COURTESY OF JASON PESCHEL
The WSU construction management student team brought home the first place trophy in the Associated Schools of Construction competition in February.
The ASC competition is the largest construction management competition in the United States, with 47 schools and more than a thousand students competing.
This is the third time in the last decade that WSU has placed first in the commercial construction category of the competition, according to WSU Insider.
The competition takes place over two days, with a 20-minute presentation the next day, said Meghan Smith, co-captain and junior construction major. This year the competition was held virtually for the first time because of COVID-19 restrictions.
WSU typically sends three or four teams to the competition, and they each have different areas of focus. The winning team was in the commercial category, Smith said.
The teams are given a real-life construction problem and asked to create a proposal for the sponsoring company, she said.
There were 12 other teams in the commercial category of the competition, she said.
“It emulates what we’d be doing in the future in the industry. It involves putting together a schedule, estimate and plans in terms of how the sites are going to look,” Smith said.
The team of six and two alternates trained since September in preparation for the competition, she said.
Jason Peschel, team coach and associate professor, divided some of the work up among the students based on their school, work or internship experience, said Austin Cornell, team member and senior construction major.
“When we originally [got] the team together, we [tried] to figure out where everyone’s at in terms of their skill level,” Smith said. “We also [spent] a few months practicing presentation skills because that’s super critical. The presentation is a big part of the overall score.”
The team is given practice problems before the competition by industry partners like Exxon, Howard S. Wright and Mortenson, which are also based on real-life construction problems, Cornell said.
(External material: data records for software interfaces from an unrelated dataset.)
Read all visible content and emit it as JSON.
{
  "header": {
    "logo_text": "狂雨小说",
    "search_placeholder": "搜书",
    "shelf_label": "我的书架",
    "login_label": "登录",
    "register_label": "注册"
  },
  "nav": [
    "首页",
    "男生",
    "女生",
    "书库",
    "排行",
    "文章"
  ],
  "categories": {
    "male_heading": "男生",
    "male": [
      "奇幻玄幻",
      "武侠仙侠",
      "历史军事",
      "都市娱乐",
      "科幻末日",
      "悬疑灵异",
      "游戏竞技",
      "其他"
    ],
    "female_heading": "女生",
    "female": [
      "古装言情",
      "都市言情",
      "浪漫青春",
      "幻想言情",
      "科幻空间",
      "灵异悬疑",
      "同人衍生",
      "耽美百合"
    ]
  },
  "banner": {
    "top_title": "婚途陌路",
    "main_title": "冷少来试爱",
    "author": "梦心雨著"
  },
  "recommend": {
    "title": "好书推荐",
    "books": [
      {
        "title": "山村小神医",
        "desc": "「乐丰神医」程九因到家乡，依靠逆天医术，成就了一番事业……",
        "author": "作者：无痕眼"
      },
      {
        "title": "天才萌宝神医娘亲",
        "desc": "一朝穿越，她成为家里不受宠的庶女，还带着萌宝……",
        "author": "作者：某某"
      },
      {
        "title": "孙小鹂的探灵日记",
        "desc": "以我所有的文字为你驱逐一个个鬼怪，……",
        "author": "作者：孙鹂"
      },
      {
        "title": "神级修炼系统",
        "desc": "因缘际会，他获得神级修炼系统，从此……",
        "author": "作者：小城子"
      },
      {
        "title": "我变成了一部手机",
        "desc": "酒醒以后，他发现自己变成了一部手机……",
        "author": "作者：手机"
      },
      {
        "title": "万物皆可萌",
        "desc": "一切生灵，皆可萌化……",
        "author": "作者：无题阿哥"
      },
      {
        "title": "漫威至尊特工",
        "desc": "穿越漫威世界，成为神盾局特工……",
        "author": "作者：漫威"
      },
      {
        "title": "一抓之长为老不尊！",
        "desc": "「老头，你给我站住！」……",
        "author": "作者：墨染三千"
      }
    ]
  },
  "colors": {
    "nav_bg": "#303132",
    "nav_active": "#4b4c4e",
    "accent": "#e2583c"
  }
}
Cornell said he has wanted to be a part of the ASC competition since he joined the construction management program his freshman year.
“In preparation for the competition we do stuff every week, I was working four to six hours every week to try to get good at my role, which was subcontractor selection,” Cornell said.
WSU’s team has placed in the competition multiple times over the years, which is a testament to the construction management program’s strength, Smith said.
She said she thinks being able to make a name for WSU on the regional scale is important, especially for a program that is not large.
“It demonstrates how impressive the program is and how it prepares students for real-world application of the skills we’ve been developing in classes,” she said.